Probability Distribution

(Redirected from probability distribution)
Jump to navigation Jump to search

A Probability Distribution is a table or function that describes the probability of occurrence of each possible outcome in a statistical experiment.

Possible Outcomes Number of White Balls Drawn Number of Black Balls Drawn Probability
WW 2 0 2/15
WB 1 1 4/15
BW 1 1 4/15
BB 0 2 1/3



In more technical terms, the probability distribution is a description of a random phenomenon in terms of the probabilities of events. Examples of random phenomena can include the results of an experiment or survey. A probability distribution is defined in terms of an underlying sample space, which is the set of all possible outcomes of the random phenomenon being observed. The sample space may be the set of real numbers or a higher-dimensional vector space, or it may be a list of non-numerical values; for example, the sample space of a coin flip would be [math]\displaystyle{ \{\text{Heads},\text{Tails}\} }[/math].
Probability distributions are generally divided into two classes. A discrete probability distribution (applicable to the scenario where the set of possible outcomes is discrete, such as a coin toss or a roll of dice) can be encoded by a discrete list of the probabilities of the outcomes, known as a probability mass function. On the other hand, a continuous probability distribution (applicable to the scenarios where the set of possible outcomes can take on values in a continuous range (e.g., real numbers), such as the temperature on a given day) is typically described by probability density functions (with the probability of any individual outcome actually being 0). The normal distribution represents a commonly encountered continuous probability distribution. More complex experiments, such as those involving stochastic processes defined in continuous time, may demand the use of more general probability measures.
A probability distribution whose sample space is the set of real numbers is called univariate, while a distribution whose sample space is a vector space is called multivariate. A univariate distribution gives the probabilities of a single random variable taking on various alternative values; a multivariate distribution (a joint probability distribution) gives the probabilities of a random vector — a list of two or more random variables — taking on various combinations of values. Important and commonly encountered univariate probability distributions include the binomial distribution, the hypergeometric distribution, and the normal distribution. The multivariate normal distribution is a commonly encountered multivariate distribution.

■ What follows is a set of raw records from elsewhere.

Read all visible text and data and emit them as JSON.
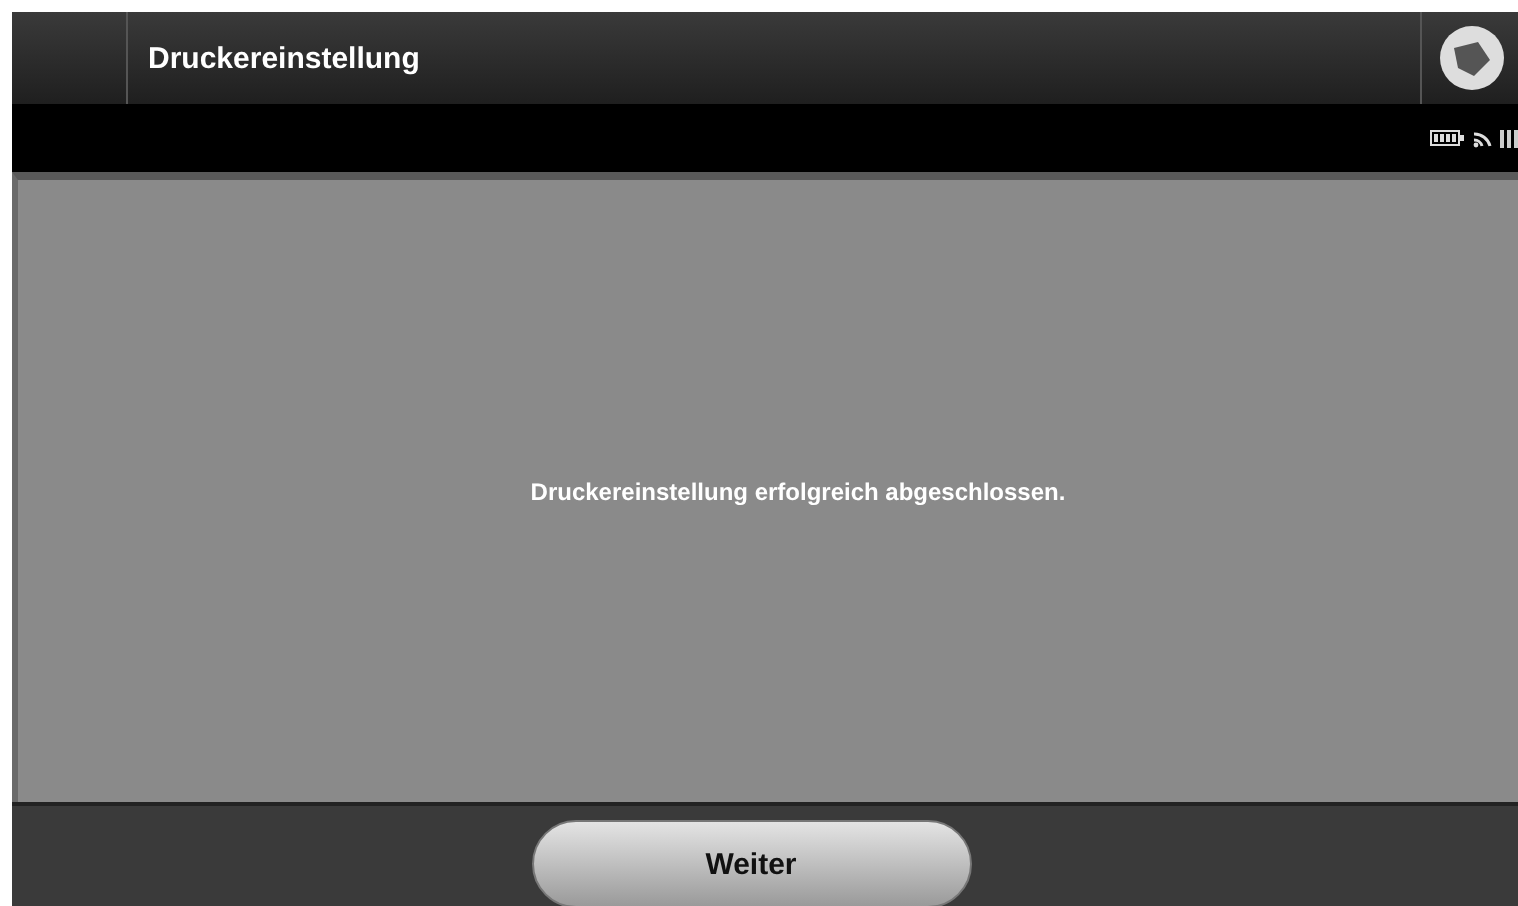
{
  "header": {
    "title": "Druckereinstellung"
  },
  "message": "Druckereinstellung erfolgreich abgeschlossen.",
  "buttons": [
    "Weiter"
  ]
}
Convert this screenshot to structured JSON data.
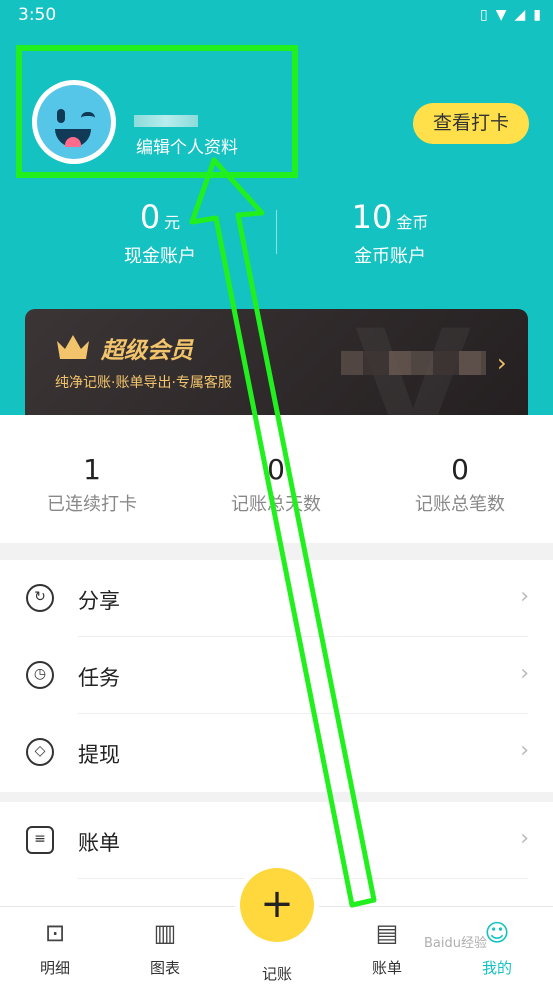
{
  "status_bar": {
    "time": "3:50"
  },
  "profile": {
    "edit_label": "编辑个人资料",
    "checkin_button": "查看打卡"
  },
  "accounts": {
    "cash": {
      "value": "0",
      "unit": "元",
      "label": "现金账户"
    },
    "coin": {
      "value": "10",
      "unit": "金币",
      "label": "金币账户"
    }
  },
  "vip": {
    "title": "超级会员",
    "subtitle": "纯净记账·账单导出·专属客服"
  },
  "stats": [
    {
      "value": "1",
      "label": "已连续打卡"
    },
    {
      "value": "0",
      "label": "记账总天数"
    },
    {
      "value": "0",
      "label": "记账总笔数"
    }
  ],
  "menu": [
    {
      "label": "分享",
      "icon": "share-icon"
    },
    {
      "label": "任务",
      "icon": "clock-icon"
    },
    {
      "label": "提现",
      "icon": "withdraw-icon"
    },
    {
      "label": "账单",
      "icon": "bill-icon"
    }
  ],
  "tabbar": [
    {
      "label": "明细",
      "icon": "detail-icon"
    },
    {
      "label": "图表",
      "icon": "chart-icon"
    },
    {
      "label": "记账",
      "icon": "plus-icon"
    },
    {
      "label": "账单",
      "icon": "bill-icon"
    },
    {
      "label": "我的",
      "icon": "mine-icon"
    }
  ],
  "watermark": "Baidu经验",
  "colors": {
    "primary": "#15c2c2",
    "accent": "#ffd83d",
    "annotation": "#22f01e"
  }
}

Number of Heads Probability
0 0.25
1 0.5
2 0.25


  • (Wikipedia, 2015) ⇒
    • As probability theory is used in quite diverse applications, terminology is not uniform and sometimes confusing. The following terms are used for non-cumulative probability distribution functions:
      • Distribution, Frequency distribution: is a table that displays the frequency of various outcomes in a sample.
      • Probability distribution: is a table that displays the probabilities of various outcomes in a sample. Could be called a "normalized frequency distribution table", where all occurrences of outcomes sum to 1.
      • Distribution function: is a functional form of frequency distribution table.
      • Probability distribution function: is a functional form of probability distribution table. Could be called a "normalized frequency distribution fuction", where area under the graph equals to 1.
The following terms are somewhat ambiguous as they can refer to non-cumulative or cumulative distributions, depending on authors' preferences:
  • Probability distribution function: continuous or discrete, non-cumulative or cumulative.
  • Probability function: even more ambiguous, can mean any of the above or other things.